In the clearest sign yet that the progressives are running the show, President Biden told House Democrats Friday that there will be no further movement on his $1.2 trillion bipartisan infrastructure deal until the party comes to an agreement on the final form of a larger social spending measure.
“I’m tellin’ ya, we’re gonna get this done,” a surly Biden told reporters following his less than 30-minute meeting before adding that it “doesn’t matter” when the legislation would be passed.
“Doesn’t matter if it’s in six minutes, six days, or six weeks,” Biden said. “We’re gonna get it done.”
Meanwhile, Rep. Pramila Jayapal (D-Wash.), the leader of the Congressional Progressive Caucus — which has refused to go along with House Speaker Nancy Pelosi to pass the infrastructure bill until a larger Biden social spending measure is passed in the Senate — acknowledged that “we’re gonna have to come down” from their topline request of $3.5 trillion for the spending plan.
“He was very clear, the two are tied together,” Jayapal said of Biden’s message to lawmakers. “We need to get this reconciliation bill and, you know, it’s going to be tough.”
Senate Democrats are hoping to ram that measure through Congress without Republican support under the process of reconciliation but two moderate senators, Joe Manchin of West Virginia and Kyrsten Sinema of Arizona say the price tag is too big — and Manchin has put forth a top line $1.5 trillion as the most he would vote yes on.

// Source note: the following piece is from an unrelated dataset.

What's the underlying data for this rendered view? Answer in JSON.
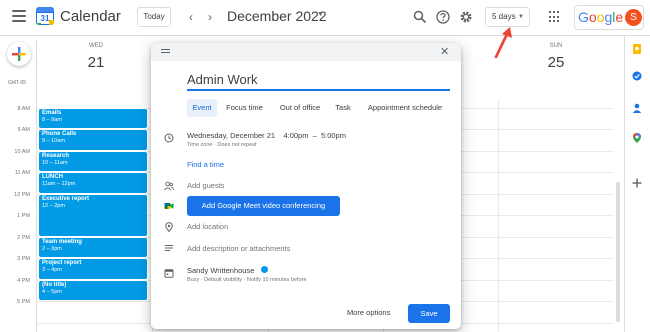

Progressives led by Jayapal had threatened to tank the infrastructure bill, which was passed by the Senate in August, if it came to a vote before the larger spending proposal. Pelosi (D-Calif.) had initially promised moderate Democrats a vote on the infrastructure bill by Sept. 27 before letting the deadline slide to Thursday as progressives dug in their heels.
House Democratic leadership were unable to bring the bill to the floor Thursday, but kept members hanging as they tried unsuccessfully to work out an agreement allowing a vote.
Rep. Andy Kim (D-NJ), another progressive, told The Post that Biden “didn’t seem concerned” about the timeline for any standalone vote on the infrastructure bill.
“He just said we need to get the agreement, and he didn’t set any timeline for how long,” Kim added.
The new topline number for a reconciliation bill remains a topic of hot speculation. Moderate Rep. Henry Cuellar (D-Texas) told The Post that figure would likely be closer to $2 trillion than $3.5 trillion.
Another moderate, Rep. Jim Himes (D-Conn.) noted that Biden “sort of threw out the $2 trillion-ish number a couple of times, and so that’s some certainty we haven’t heard before.”
Democrats currently hold an eight-seat majority in the House of Representatives. With all Republicans expected to vote against the social spending bill, Pelosi can only afford to have three moderate members of her caucus turn against the measure before it fails — if it ever comes up for a vote.